WHAT IS EXPECTED: Go through the listing and pick out each line with the word "heading" in it.

INFORMATION SHOWN:
════════════════════

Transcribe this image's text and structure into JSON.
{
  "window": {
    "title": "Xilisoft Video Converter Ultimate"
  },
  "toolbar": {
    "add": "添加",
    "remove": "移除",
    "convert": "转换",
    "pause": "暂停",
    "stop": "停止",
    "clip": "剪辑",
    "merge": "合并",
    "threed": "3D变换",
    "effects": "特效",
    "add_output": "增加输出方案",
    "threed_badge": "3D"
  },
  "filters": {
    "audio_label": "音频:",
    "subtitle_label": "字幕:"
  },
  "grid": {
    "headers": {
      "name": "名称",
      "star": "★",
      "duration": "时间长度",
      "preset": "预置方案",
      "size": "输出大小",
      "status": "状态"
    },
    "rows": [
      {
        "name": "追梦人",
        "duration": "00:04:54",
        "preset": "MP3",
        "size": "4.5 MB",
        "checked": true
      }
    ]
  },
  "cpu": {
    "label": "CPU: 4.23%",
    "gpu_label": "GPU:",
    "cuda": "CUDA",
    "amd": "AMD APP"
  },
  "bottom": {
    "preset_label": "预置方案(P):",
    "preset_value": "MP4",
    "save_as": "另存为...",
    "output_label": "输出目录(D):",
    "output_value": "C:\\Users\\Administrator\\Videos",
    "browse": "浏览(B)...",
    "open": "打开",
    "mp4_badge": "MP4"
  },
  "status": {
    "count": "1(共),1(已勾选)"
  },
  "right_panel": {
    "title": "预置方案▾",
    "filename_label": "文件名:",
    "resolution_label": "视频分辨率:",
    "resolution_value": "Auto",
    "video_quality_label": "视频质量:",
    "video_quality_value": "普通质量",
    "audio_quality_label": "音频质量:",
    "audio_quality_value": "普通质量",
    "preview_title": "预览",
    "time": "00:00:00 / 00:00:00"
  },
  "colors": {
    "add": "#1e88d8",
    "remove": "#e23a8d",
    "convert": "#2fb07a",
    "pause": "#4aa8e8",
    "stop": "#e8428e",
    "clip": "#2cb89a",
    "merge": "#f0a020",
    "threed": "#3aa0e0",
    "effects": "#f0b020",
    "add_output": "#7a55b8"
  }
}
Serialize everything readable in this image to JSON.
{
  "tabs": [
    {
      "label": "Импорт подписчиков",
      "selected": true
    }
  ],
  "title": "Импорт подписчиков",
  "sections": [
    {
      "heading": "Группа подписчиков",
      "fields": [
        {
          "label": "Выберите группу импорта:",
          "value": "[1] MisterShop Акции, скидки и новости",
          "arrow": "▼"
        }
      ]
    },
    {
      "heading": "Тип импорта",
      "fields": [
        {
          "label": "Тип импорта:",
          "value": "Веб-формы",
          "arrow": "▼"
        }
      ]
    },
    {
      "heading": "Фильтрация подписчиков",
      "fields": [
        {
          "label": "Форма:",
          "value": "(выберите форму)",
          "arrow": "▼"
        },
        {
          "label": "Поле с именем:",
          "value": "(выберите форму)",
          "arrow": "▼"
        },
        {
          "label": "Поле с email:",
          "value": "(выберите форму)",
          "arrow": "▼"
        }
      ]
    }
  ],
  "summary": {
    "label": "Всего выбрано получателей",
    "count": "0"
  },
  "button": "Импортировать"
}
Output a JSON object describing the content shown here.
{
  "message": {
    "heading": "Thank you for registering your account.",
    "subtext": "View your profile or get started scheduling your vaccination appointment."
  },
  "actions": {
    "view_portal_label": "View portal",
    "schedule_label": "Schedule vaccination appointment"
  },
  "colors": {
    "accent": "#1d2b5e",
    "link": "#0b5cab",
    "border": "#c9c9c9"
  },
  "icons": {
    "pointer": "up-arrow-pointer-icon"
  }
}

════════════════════

ANSWER BELOW:
      "heading": "Группа подписчиков",
      "heading": "Тип импорта",
      "heading": "Фильтрация подписчиков",
    "heading": "Thank you for registering your account.",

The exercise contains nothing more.